Food trends for 2024 and beyond

As food innovators, we love nothing more than staying up to date with the latest trends in ingredients, dishes and dining to ensure we keep creating recipes that appeal to customers and their changing tastes. Here are some of the key trends in food for this year and beyond. 

More dishes for vegetarians 

The availability of vegetarian dishes on menus is a hot topic. As plant-based eating has become more popular, a lot of vegetarians miss ingredients like cheese, butter and cream if there is only one vegan option aiming to appeal to vegans and vegetarians alike. Vegetarians are pushing back and we expect to see a return to vegetarian dishes with eggs and dairy, alongside plant based dishes for vegans. While venues must consider menu space, with more types of diets it’s important to consider dishes that appeal and cater to all diners. 

Conscious demand for sustainable, rustic and real food  

The increased awareness of food sustainability is affecting the whole industry with many consumers as well as suppliers now actively wanting more environmentally friendly food. Consumers are also pushing back against overly processed ingredients, particularly when it comes to free from dishes. Instead there is a trend for more rustic, rural and reduced processed foods. Expect to see more real ingredients, vegetables and natural protein at the heart of vegetarian and vegan dishes. 

Say hello to British fusion 

While there is no denying the appetite for international flavours, some consumers can be wary about trying totally different dishes. That’s where British fusion comes in, often combining traditional ingredients with global flavours to create unique dishes with some familiar elements. We’re seeing more creative cooking and flavor combinations across desserts and main courses and British fusion continues to be a trend to watch. 

Sensory dining 

Expect to see a continued focus on dishes that look as good as they taste, with Gen Z driving the desire for aesthetic dishes that serve as much style as flavour. Consumers want dishes they can photograph, smell and even hear.
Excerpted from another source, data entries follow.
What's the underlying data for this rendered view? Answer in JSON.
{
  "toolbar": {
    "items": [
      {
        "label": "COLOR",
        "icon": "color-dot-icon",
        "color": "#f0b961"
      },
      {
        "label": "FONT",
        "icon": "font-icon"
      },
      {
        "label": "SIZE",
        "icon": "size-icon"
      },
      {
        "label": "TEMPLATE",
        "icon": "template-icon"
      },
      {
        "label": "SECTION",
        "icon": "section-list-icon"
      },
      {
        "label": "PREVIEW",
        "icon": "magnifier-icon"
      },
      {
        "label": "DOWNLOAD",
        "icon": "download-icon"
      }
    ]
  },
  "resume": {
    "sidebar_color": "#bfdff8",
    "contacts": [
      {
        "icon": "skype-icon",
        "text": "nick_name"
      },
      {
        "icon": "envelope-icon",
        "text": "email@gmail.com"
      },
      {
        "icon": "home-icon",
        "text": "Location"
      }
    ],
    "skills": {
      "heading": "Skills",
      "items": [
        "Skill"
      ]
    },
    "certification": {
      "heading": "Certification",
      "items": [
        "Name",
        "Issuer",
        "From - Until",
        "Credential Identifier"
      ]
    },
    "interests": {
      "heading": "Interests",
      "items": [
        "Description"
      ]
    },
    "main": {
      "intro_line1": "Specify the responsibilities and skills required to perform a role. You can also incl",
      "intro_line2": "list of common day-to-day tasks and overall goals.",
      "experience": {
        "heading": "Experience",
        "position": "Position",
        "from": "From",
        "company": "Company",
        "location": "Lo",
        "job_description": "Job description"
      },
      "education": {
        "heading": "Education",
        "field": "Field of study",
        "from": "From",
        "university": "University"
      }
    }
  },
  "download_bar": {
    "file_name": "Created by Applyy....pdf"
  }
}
We’re also seeing dishes which can affect our moods – from calming colour pallets to desserts with lavender and camomile to help you sleep and relax. This is food that’s a feast for all the senses.